CPS Track

Cyber-Physical Systems (CPS)
Technical Track

For more than 25 years extensive software/hardware research and development efforts had been devoted to problems in real-time, safety-critical, and embedded systems. Security and safety issues were considered crucial in mission-critical systems. While all such constraints had been derived as design problems in software control systems for real-world applications, they were treated as separate aspects since each of them proved even difficult enough even when studied separately. While this resulted gradually in nearly different scientific disciplines it turned out to be increasingly inadequate for the construction of large control systems, in particular for applications with (partially) autonomous entities and decision-making: As a well-known example, optimal real-time performance may well be adverse to optimal overall throughput, and vice versa.

Traditional approaches for modeling and analyzing self-organizing process systems (e.g. optimization or other classical theoretical methods) normally fall short concerning efficient solutions in practice.

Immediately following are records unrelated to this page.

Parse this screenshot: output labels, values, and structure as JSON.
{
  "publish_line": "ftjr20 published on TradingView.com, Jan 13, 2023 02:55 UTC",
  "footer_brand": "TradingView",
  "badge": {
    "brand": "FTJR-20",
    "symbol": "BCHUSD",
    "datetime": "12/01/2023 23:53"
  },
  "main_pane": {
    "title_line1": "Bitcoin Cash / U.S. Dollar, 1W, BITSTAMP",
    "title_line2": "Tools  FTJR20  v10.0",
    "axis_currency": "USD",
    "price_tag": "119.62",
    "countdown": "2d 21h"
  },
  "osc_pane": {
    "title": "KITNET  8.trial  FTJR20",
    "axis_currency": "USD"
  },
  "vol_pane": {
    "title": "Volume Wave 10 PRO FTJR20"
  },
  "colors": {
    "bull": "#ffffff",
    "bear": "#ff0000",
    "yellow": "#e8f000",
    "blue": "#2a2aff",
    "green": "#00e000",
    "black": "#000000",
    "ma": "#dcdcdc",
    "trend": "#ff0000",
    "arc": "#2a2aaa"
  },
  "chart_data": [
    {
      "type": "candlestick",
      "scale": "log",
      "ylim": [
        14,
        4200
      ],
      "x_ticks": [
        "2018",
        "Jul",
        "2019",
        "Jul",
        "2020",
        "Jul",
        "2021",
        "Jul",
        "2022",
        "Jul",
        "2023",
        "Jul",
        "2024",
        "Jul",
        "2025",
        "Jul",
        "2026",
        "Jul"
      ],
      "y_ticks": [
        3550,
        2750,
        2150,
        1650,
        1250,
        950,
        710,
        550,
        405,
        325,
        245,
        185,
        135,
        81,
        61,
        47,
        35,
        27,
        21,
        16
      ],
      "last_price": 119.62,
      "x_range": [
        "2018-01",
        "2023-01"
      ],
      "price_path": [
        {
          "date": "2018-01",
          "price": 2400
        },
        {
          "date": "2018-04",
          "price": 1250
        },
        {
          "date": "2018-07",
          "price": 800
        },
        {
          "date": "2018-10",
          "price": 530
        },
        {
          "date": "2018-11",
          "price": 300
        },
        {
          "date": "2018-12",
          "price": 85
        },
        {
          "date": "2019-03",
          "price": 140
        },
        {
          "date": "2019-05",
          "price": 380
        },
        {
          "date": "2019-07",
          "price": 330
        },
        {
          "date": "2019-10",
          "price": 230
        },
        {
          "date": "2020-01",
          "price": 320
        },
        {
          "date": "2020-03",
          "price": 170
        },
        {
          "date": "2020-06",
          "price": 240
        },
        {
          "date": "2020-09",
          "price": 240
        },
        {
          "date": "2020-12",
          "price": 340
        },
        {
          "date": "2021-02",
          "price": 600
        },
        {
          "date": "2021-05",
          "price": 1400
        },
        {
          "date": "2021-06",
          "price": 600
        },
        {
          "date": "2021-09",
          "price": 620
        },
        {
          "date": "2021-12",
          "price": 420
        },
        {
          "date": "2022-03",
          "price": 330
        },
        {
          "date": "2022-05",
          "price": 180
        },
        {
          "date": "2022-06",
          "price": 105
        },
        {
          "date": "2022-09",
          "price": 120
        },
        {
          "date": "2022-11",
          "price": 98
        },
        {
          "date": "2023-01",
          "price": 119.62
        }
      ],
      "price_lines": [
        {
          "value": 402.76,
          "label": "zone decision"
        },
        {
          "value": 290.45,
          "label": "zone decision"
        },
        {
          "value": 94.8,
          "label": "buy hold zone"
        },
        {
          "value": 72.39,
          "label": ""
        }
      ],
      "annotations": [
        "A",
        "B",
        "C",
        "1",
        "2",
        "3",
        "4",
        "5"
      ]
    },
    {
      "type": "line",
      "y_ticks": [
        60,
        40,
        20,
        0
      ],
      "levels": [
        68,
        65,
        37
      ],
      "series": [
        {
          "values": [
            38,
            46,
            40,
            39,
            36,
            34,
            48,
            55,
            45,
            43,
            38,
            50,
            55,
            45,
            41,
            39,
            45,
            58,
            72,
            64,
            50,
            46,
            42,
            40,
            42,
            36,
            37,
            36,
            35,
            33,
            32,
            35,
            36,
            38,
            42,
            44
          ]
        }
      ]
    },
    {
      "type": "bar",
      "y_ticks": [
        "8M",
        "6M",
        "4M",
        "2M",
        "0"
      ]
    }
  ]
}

They often do not really scale: With a growing system size, the computation time may well explode considering also real-time constraints.

In several novel application areas like smart power grids, renewable energy and electric power management, routing in today’s and future Internet applications, transportation planning or traffic control systems in logistics, interconnected and collaborative intelligent mobility solutions, and self-driving vehicles, novel technological developments have posed a class of novel cross-disciplinary R&D themes where modeling, implementing, analyzing, and systematically experimenting by incorporating simulative approaches require a very close collaboration between researchers and developers in the disciplines involved. Solutions have been pursued, and even implemented, which borrow principles from Natural Computing, Swarm Intelligence, and Simulation Engineering. Also, they replace conventional approaches issuing exact solutions, which are practically irrelevant, through iterative and adaptive methods which are faster to obtain and at the same time of top quality (Self-Organizing Maps). Open problems such as on-line organization, consistency, self-adaptiveness, and availability of mobile and dynamic geographic data (in outer space, in wide-spread maritime operations etc.) have been identified as particular candidates for self-organizing research (among many others).

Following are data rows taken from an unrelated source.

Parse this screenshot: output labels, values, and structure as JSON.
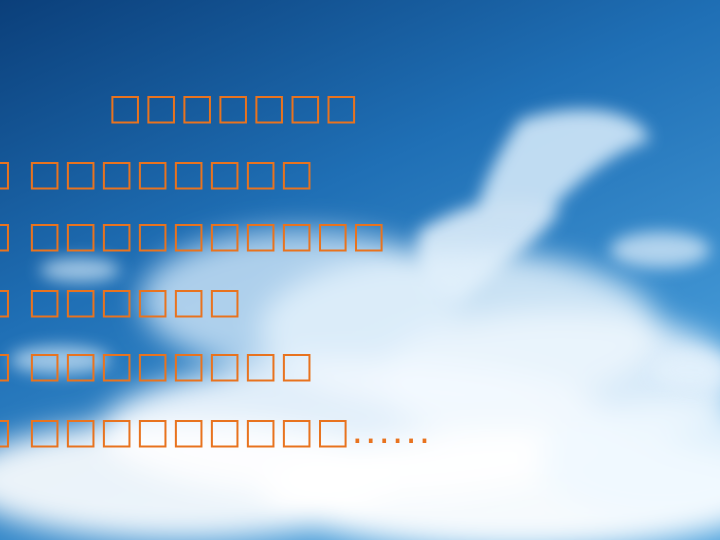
{
  "slide": {
    "title": "□□□□□□□",
    "lines": [
      "□ □□□□□□□□",
      "□ □□□□□□□□□□",
      "□ □□□□□□",
      "□ □□□□□□□□",
      "□ □□□□□□□□□......"
    ]
  },
  "colors": {
    "text": "#e8731f",
    "sky_top": "#0f4f8f",
    "sky_mid": "#2e86c8",
    "cloud": "#ffffff"
  }
}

For all such questions and problems, hardware and software aspects need to be jointly considered and studied. The proposed track addresses the following domains and methods:

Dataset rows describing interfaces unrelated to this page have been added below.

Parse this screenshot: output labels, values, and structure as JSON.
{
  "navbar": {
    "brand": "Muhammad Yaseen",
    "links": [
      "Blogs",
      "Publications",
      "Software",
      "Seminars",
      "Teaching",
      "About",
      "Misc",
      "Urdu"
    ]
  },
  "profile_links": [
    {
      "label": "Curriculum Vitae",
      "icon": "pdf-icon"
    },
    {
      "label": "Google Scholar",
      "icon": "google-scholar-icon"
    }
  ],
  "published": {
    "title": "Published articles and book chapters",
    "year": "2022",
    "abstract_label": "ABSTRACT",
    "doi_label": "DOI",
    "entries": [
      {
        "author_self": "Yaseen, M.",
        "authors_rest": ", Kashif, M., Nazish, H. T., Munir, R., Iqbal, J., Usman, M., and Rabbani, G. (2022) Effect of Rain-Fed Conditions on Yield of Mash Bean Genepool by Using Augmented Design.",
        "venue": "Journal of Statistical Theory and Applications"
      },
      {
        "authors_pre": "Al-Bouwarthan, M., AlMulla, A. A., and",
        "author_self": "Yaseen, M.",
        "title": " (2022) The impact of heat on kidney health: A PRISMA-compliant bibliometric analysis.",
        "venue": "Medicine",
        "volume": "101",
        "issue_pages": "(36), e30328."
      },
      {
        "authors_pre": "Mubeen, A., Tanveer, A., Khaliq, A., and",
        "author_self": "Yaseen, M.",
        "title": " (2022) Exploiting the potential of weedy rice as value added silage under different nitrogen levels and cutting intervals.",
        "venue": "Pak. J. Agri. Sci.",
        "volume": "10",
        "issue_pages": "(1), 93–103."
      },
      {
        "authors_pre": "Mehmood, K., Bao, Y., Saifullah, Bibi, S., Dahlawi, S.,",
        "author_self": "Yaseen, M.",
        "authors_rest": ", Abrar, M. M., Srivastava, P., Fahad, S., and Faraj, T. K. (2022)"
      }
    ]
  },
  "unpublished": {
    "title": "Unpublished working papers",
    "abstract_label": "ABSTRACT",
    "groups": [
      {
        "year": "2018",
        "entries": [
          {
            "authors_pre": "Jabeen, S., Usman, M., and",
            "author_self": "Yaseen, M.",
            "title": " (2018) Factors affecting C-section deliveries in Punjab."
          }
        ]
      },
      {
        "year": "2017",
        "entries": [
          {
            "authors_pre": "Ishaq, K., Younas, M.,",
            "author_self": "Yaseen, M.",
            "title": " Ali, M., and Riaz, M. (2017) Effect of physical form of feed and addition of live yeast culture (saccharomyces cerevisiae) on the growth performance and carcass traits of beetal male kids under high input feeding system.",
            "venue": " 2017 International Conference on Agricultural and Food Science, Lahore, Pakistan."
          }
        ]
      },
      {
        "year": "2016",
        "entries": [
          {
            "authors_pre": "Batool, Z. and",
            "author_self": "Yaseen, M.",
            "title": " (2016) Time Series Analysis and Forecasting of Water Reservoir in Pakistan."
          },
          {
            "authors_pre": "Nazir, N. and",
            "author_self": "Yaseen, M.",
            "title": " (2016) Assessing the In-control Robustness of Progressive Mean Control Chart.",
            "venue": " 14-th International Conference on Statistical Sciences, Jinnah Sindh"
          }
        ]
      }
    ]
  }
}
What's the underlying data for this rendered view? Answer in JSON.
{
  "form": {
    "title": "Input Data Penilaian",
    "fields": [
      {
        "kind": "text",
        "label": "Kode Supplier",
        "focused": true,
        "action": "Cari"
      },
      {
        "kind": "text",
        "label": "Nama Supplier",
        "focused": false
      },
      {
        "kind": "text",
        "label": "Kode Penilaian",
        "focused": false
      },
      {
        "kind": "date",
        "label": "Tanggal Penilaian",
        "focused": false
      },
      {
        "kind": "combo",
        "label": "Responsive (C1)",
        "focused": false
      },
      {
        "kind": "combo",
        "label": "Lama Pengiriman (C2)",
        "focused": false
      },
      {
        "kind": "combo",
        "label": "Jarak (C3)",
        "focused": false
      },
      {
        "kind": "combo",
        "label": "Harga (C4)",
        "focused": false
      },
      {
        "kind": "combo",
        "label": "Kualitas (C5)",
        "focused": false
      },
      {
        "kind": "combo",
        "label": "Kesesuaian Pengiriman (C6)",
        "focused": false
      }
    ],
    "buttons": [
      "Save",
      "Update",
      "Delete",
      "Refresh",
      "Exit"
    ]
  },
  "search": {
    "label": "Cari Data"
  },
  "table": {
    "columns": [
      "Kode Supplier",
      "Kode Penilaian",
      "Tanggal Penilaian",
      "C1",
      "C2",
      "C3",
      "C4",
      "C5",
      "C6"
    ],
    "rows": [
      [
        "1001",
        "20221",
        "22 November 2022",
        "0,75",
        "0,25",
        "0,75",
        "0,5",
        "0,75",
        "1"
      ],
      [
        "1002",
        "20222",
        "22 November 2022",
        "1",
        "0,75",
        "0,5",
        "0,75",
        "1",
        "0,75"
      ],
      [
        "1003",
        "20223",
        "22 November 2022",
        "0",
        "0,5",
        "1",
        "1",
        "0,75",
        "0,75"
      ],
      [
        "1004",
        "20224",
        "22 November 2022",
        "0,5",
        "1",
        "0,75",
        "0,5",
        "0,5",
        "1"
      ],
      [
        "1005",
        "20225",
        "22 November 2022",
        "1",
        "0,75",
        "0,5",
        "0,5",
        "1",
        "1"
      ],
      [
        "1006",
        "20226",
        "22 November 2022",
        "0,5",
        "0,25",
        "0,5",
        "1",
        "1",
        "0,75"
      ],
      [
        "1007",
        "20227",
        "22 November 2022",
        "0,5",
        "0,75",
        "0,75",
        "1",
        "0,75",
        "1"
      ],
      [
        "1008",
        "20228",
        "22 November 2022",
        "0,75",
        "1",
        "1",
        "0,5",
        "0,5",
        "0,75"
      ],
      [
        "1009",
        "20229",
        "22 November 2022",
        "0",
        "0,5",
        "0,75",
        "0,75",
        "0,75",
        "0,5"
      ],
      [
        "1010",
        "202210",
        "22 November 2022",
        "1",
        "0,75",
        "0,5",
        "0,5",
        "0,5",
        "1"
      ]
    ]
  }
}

Application domain for cyber-physical systems:

  • Automotive, ground transportation including railway, interconnected  mobility
  • Smart and interconnected logistics
  • Next generation manufacturing in factories
  • Aerospace
  • Healthcare, medical research, (artifical) immune systems
  • Energy production, distribution, storage, coordination, and supply
  • Consumer electronics, interconnected society
  • Robotics

Design and engineering for these cyber-physical systems:

  • Models, architecture, and design for CPS
  • Design patterns for CPS
  • Simulations for “context-aware” and interconnected CPS for experimentation, testing, validation, and verification
  • Metrics to investigate, observe, and improve CPS
  • Industrial best practices, experience reports, and tool demonstrations

SEAA 2015 – CPS Track – Call for Papers in PDF format (updated).

Submission of Papers:

Track Organizers:

CPS_horst Horst Wedde, University of Dortmund, Germany
CPS_christianChristian Berger, Chalmers and the University of Gothenburg, Sweden
CPS_erwin Karl-Erwin Großpietsch, EuroMicro, Germany

Program Commitee

  • Thomas Arts, Quviq AB, Sweden
  • Jakob Axelsson, SICS and Mälardalen University, Sweden
  • Cristofer Englund, Viktoria Swedish ICT, Sweden
  • Holger Giese, Hasso-Plattner-Institut für Softwaresystemtechnik GmbH, Germany
  • Thomas Herpel, Automotive Safety Technologies GmbH, Germany
  • Torsten Kroeger, Stanford, USA
  • Kenneth Lind, Viktoria Swedish ICT, Sweden
  • Bernhard Rumpe, RWTH Aachen University, Germany
  • Ingo Sander, KTH, Sweden
  • Sebastian Siegl, AUDI AG, Germany
  • Ulrike Thomas, DLR, Germany
  • Sebastian Zug, University of Magdeburg, Germany